Proof. exists 4. auto with arith. Qed.
(** Define the richest (ie most accurate) type for integer division.
The division [a/b] will be defined by induction on [a], so we define
[div_t] with only one argument [a]. **)
Definition div_t (a : nat) := True
(* change this into a better specification of the division *).
(** In order to use well-founded induction, we need to prove that
if we know how to compute division for all numbers smaller than [n],
then we know how to do it for [n] as well:
[[
∀n, (∀m, m < n → div_type m) → div_type n
]]

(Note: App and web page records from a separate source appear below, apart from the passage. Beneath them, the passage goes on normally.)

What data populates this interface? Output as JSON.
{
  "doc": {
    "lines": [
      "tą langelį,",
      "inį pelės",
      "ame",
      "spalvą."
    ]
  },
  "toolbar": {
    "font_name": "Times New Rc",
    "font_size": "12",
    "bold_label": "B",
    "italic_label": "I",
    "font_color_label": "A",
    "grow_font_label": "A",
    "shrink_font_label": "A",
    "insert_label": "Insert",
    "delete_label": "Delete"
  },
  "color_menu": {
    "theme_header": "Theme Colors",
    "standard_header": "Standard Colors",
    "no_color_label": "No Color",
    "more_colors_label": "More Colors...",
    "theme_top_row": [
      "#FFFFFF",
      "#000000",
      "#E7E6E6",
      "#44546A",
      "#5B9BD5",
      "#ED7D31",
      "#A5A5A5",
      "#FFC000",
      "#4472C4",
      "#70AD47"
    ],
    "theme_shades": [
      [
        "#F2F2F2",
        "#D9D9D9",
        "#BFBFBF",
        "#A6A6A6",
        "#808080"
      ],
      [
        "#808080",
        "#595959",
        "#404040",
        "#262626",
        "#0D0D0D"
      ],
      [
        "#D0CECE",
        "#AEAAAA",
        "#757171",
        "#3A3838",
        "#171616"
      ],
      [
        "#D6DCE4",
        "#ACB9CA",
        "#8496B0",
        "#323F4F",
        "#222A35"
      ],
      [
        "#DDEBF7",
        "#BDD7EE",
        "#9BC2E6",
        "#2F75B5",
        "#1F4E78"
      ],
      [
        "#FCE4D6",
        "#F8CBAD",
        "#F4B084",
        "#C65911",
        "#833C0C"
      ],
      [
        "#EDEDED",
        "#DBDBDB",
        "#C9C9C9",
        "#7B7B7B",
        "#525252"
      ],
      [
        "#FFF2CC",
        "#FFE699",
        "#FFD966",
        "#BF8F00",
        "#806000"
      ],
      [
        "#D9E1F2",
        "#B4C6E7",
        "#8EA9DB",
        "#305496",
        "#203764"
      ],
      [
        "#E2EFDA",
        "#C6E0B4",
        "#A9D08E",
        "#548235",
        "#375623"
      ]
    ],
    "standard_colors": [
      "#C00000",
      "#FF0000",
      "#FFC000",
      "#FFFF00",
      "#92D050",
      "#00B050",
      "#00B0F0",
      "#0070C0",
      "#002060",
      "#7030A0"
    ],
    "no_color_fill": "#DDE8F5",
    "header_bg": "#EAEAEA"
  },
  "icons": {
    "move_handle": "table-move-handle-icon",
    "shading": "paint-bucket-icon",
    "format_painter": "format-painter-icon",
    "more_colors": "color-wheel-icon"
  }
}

Define such a function (in tactic mode).
Wrap up everything to define division. **)
Check lt_minus.
Check le_plus_minus.
Definition div_t_ind : True (* what here? *).
Proof.
Admitted.
Definition div2 : forall n, div_t n := fun _ => I (* change this *).
(** ** The [Program] library **)
(** The last solution to define a non structural fixpoint is to use the
[Program] library.
Read the #
page about the Program library#. **)
Require Import Program.
(** Using Program, define division. **)
Print div_t.
Program Fixpoint div3 m {measure m} : div_t m := I. (* change this *)
(* and you will need to solve manually some goals *)
(* Next Obligation. Qed. *)
(** Let us now try to compute with our division functions.
First, prove the lemma [lt_0_3 : 0 < 3]. **)
Lemma lt_0_3 : 0 < 3. Proof. Admitted.
(** What happens when you do the following? **)
(**
Eval compute in (div1 5 3).
Eval compute in (` (div2 5 3 lt_0_3)).
Eval compute in (` (div3 5 3 lt_0_3)).
**)